Start of RECORDS SUPPLIED

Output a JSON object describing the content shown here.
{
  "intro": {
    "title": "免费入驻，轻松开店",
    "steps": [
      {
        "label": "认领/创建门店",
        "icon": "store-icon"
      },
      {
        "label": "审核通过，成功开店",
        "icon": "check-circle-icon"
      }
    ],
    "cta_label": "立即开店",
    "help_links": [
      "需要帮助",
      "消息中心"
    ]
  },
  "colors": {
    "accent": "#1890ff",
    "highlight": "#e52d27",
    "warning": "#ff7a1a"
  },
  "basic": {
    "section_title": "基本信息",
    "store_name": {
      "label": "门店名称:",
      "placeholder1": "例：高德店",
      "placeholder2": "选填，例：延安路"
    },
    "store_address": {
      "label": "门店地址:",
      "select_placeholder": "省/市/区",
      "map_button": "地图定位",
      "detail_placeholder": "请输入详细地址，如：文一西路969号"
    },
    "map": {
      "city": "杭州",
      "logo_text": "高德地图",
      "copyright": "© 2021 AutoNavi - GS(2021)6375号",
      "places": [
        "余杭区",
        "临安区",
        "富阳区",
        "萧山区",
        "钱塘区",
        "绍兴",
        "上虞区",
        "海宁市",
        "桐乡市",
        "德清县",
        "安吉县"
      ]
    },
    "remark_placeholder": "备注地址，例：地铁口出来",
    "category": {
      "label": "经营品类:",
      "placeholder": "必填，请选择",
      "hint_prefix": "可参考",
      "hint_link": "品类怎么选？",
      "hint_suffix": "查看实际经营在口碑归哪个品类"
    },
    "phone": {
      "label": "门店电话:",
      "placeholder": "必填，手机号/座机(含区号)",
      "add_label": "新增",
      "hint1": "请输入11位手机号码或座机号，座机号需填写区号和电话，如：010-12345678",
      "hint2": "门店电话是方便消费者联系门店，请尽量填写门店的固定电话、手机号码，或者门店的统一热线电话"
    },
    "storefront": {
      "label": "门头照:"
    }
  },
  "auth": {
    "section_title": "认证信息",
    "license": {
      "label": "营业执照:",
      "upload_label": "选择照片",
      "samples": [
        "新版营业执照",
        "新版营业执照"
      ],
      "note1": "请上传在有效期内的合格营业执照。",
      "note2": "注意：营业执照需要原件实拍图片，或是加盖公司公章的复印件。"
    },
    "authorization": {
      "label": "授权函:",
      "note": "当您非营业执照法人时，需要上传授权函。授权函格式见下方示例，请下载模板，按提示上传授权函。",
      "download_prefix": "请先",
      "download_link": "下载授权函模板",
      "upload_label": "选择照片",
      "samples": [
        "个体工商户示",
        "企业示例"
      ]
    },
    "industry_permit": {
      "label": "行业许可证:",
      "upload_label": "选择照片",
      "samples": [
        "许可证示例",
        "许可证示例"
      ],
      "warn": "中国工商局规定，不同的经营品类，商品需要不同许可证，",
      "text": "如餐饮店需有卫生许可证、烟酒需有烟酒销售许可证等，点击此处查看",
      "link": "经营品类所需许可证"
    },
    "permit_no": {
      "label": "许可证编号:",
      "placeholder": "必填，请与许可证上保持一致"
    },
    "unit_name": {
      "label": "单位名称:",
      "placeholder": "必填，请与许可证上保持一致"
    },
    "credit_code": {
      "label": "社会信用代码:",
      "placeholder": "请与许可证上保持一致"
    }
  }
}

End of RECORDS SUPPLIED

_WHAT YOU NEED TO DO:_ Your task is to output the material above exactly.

_RESPONSE TO THIS EXERCISE:_
Output a JSON object describing the content shown here.
{
  "intro": {
    "title": "免费入驻，轻松开店",
    "steps": [
      {
        "label": "认领/创建门店",
        "icon": "store-icon"
      },
      {
        "label": "审核通过，成功开店",
        "icon": "check-circle-icon"
      }
    ],
    "cta_label": "立即开店",
    "help_links": [
      "需要帮助",
      "消息中心"
    ]
  },
  "colors": {
    "accent": "#1890ff",
    "highlight": "#e52d27",
    "warning": "#ff7a1a"
  },
  "basic": {
    "section_title": "基本信息",
    "store_name": {
      "label": "门店名称:",
      "placeholder1": "例：高德店",
      "placeholder2": "选填，例：延安路"
    },
    "store_address": {
      "label": "门店地址:",
      "select_placeholder": "省/市/区",
      "map_button": "地图定位",
      "detail_placeholder": "请输入详细地址，如：文一西路969号"
    },
    "map": {
      "city": "杭州",
      "logo_text": "高德地图",
      "copyright": "© 2021 AutoNavi - GS(2021)6375号",
      "places": [
        "余杭区",
        "临安区",
        "富阳区",
        "萧山区",
        "钱塘区",
        "绍兴",
        "上虞区",
        "海宁市",
        "桐乡市",
        "德清县",
        "安吉县"
      ]
    },
    "remark_placeholder": "备注地址，例：地铁口出来",
    "category": {
      "label": "经营品类:",
      "placeholder": "必填，请选择",
      "hint_prefix": "可参考",
      "hint_link": "品类怎么选？",
      "hint_suffix": "查看实际经营在口碑归哪个品类"
    },
    "phone": {
      "label": "门店电话:",
      "placeholder": "必填，手机号/座机(含区号)",
      "add_label": "新增",
      "hint1": "请输入11位手机号码或座机号，座机号需填写区号和电话，如：010-12345678",
      "hint2": "门店电话是方便消费者联系门店，请尽量填写门店的固定电话、手机号码，或者门店的统一热线电话"
    },
    "storefront": {
      "label": "门头照:"
    }
  },
  "auth": {
    "section_title": "认证信息",
    "license": {
      "label": "营业执照:",
      "upload_label": "选择照片",
      "samples": [
        "新版营业执照",
        "新版营业执照"
      ],
      "note1": "请上传在有效期内的合格营业执照。",
      "note2": "注意：营业执照需要原件实拍图片，或是加盖公司公章的复印件。"
    },
    "authorization": {
      "label": "授权函:",
      "note": "当您非营业执照法人时，需要上传授权函。授权函格式见下方示例，请下载模板，按提示上传授权函。",
      "download_prefix": "请先",
      "download_link": "下载授权函模板",
      "upload_label": "选择照片",
      "samples": [
        "个体工商户示",
        "企业示例"
      ]
    },
    "industry_permit": {
      "label": "行业许可证:",
      "upload_label": "选择照片",
      "samples": [
        "许可证示例",
        "许可证示例"
      ],
      "warn": "中国工商局规定，不同的经营品类，商品需要不同许可证，",
      "text": "如餐饮店需有卫生许可证、烟酒需有烟酒销售许可证等，点击此处查看",
      "link": "经营品类所需许可证"
    },
    "permit_no": {
      "label": "许可证编号:",
      "placeholder": "必填，请与许可证上保持一致"
    },
    "unit_name": {
      "label": "单位名称:",
      "placeholder": "必填，请与许可证上保持一致"
    },
    "credit_code": {
      "label": "社会信用代码:",
      "placeholder": "请与许可证上保持一致"
    }
  }
}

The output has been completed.